Has ignoring grammar rules become the rule in advertising?
How do you feel about short snappy sentences in ad copy?
Do you find them engaging?
And what do you think of these opening sentences?
OK, I admit it. I’m an advertising copywriter. And I can’t help writing in short sentences. Or starting with a conjunction. Would I have written like this while studying A-level English? Or my English degree? Of course not.
As far as ad agencies are concerned, the rules of spelling and grammar are there to be broken. Playing with the rules of grammar, when done correctly, can result in powerful writing but not understanding the rules simply leads to poor copy.
Some mistakes are sloppy
Before we even address the subject of poor grammar in ad copy, take a look at these typos and marvel at how they managed to slip through the net of agency copywriter, art director, account manager, account director, printer and client.
Image credit: funnytypos.com
Image credit: mascola.com
Some mistakes are deliberate
Ever heard of the Pareto Principle? It’s also sometimes known as the ‘80/20 rule’ because it states that 80% of effects come from 20% of causes. In other words, 80% of people who come across bad grammar won’t know it’s bad grammar – or will know, but simply won’t care.

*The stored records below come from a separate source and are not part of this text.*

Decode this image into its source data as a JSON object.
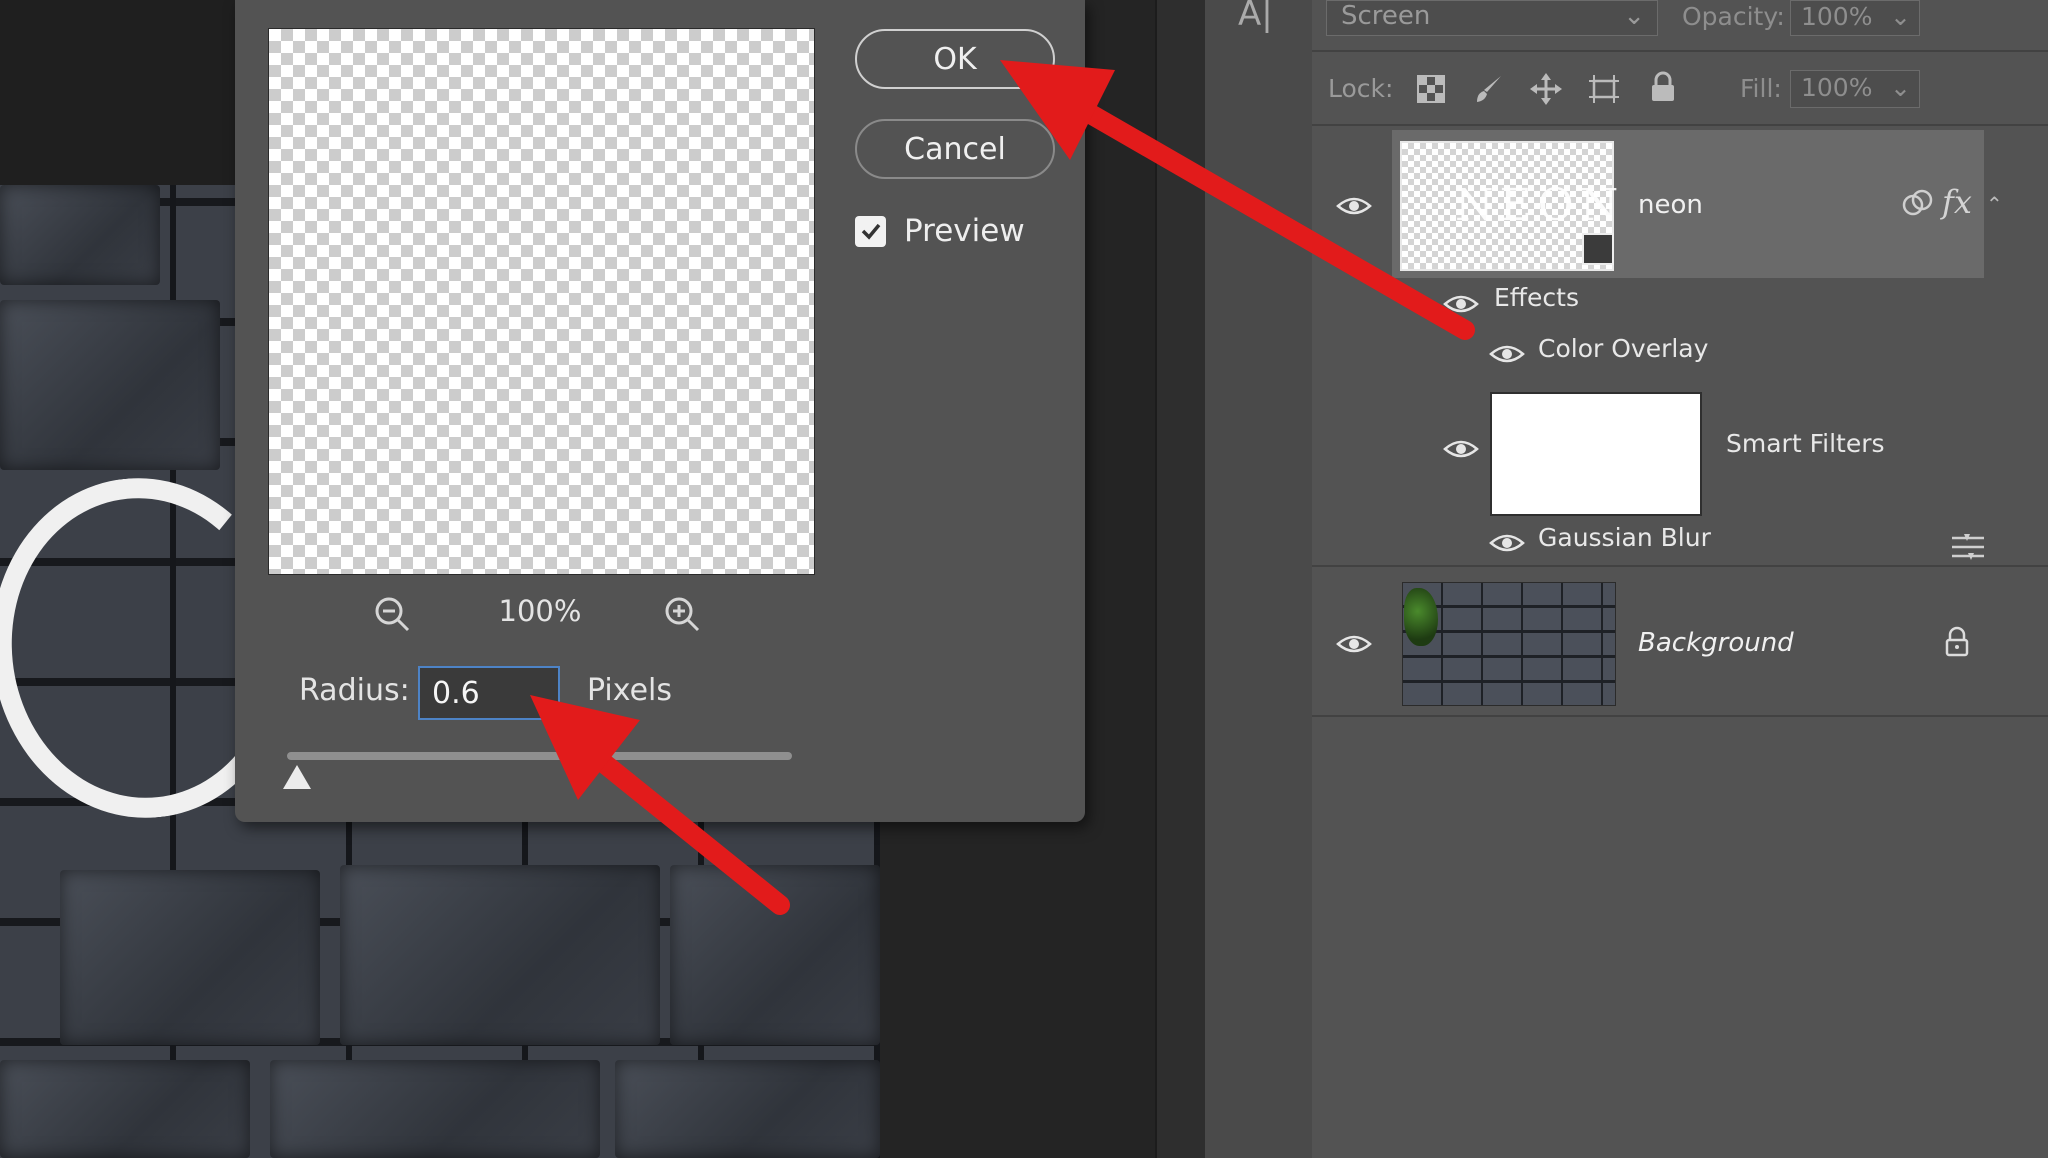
{
  "dialog": {
    "ok_label": "OK",
    "cancel_label": "Cancel",
    "preview_label": "Preview",
    "preview_checked": true,
    "zoom_level": "100%",
    "radius_label": "Radius:",
    "radius_value": "0.6",
    "pixels_label": "Pixels",
    "slider_level": 0.02
  },
  "layers_panel": {
    "blend_mode": "Screen",
    "opacity_label": "Opacity:",
    "opacity_value": "100%",
    "lock_label": "Lock:",
    "fill_label": "Fill:",
    "fill_value": "100%",
    "layers": {
      "neon": {
        "name": "neon",
        "thumb_text": "NEON",
        "fx_label": "fx"
      },
      "effects_label": "Effects",
      "color_overlay_label": "Color Overlay",
      "smart_filters_label": "Smart Filters",
      "gaussian_blur_label": "Gaussian Blur",
      "background": {
        "name": "Background"
      }
    }
  },
  "annotation_color": "#e21b1b"
}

Mercedes-Benz used this line for their 2012 C-class coupé TV commercial: ‘More power. More style. More technology. Less doors.’ Purists will argue that ‘less’ means smaller in quantity, e.g., less money; ‘fewer’ means smaller in number, e.g., fewer coins, and is therefore the correct word to use. Let’s give the ad agency the benefit of the doubt; this is a clever headline with an unexpected twist at the end and so the element of surprise makes the ad eye-catching and memorable. Not so for the 2014 Super Bowl commercial for SodaStream with a similar mistake of ‘Less sugar. Less bottles.’. That line lacks the playful impact.
Other companies ignore the rules of grammar to protect their brand. In 2013, Victoria’s Secret ran this ad campaign for their Body by Victoria line of underwear. They obviously felt the need to protect the range name in the headline by avoiding using ‘bodies’. However, they used a possessive apostrophe to turn the name into a plural, instead of simply saying ‘Bodys’, and made the error look even worse by setting quote marks around it.
Image credit: commakazigirl
In the end, the ad agency had to pull the campaign at cost and create a new headline altogether.
Image credit: commakazigirl
Bad grammar or creative effectiveness?
Recognise these straplines?
- ‘Think different’ (Apple)
- ‘I’m lovin’ it’ (McDonald’s)
- Go Further (Ford)
- Book yourself fabulous (Wahanda)
- Be more dog (O2)
- Find your happy (Rightmove)
- Just Do It (Nike)
None of them make sense grammatically and therefore sound rather odd, yet a powerful media spend behind the ad campaigns has led to these odd sounding phrases becoming common parlance.
The shorter, the better?
Social media and texting have encouraged us to be more succinct than ever. Paragraphs and sentences in body copy today are shorter because they’re easier to read online. One word sentences also create impact, whether in copy such as for this Apple ad: ‘All-new Lightning connector. Smaller. Smarter. Durable. Reversible.’ Or as an advertising headline, such as on this quirky Diesel poster:
Image credit: topdesignmag.com
Some may argue that grammar in advertising copywriting is a lost art; others may argue that advertising copywriting is a lost art – long copy, in particular. David Abbott, chairman and creative director of one of the UK’s biggest ad agencies, was legendary in his ability to write long, well-crafted copy.
Abbott was prolific in using ‘and’ and ‘so’ to start sentences and make a point, create an afterthought or grab attention. His famous Father’s Day press ad for Chivas Regal consists of 25 one-sentence emotional paragraphs, each of which starts with ‘Because’. Naughty rule breaking? Not necessarily: open a novel by James Joyce, Jane Austen or H.G. Wells and you’ll find plenty of examples of sentences starting with a coordinating conjunction. As Kingsley Amis declares in The King’s English, ‘And the idea that and must not begin a sentence, or even a paragraph, is an empty superstition. The same goes for but. Indeed either word can give unimprovably early warning of the sort of thing that is to follow.’
Some rules are meant to be broken
In advertising, punctuation and grammar are often a matter of personal choice; the main thing is that the ad copy should tell a clear and powerful story and persuade you to buy/try/sign up. David Ogilvy, another copywriter and adland legend, once remarked, ‘I don’t know the rules of grammar. If you’re trying to persuade people to do something, or buy something, it seems to me you should use their language.’
However, knowing what the rules are before knowing when you can break them is usually helpful.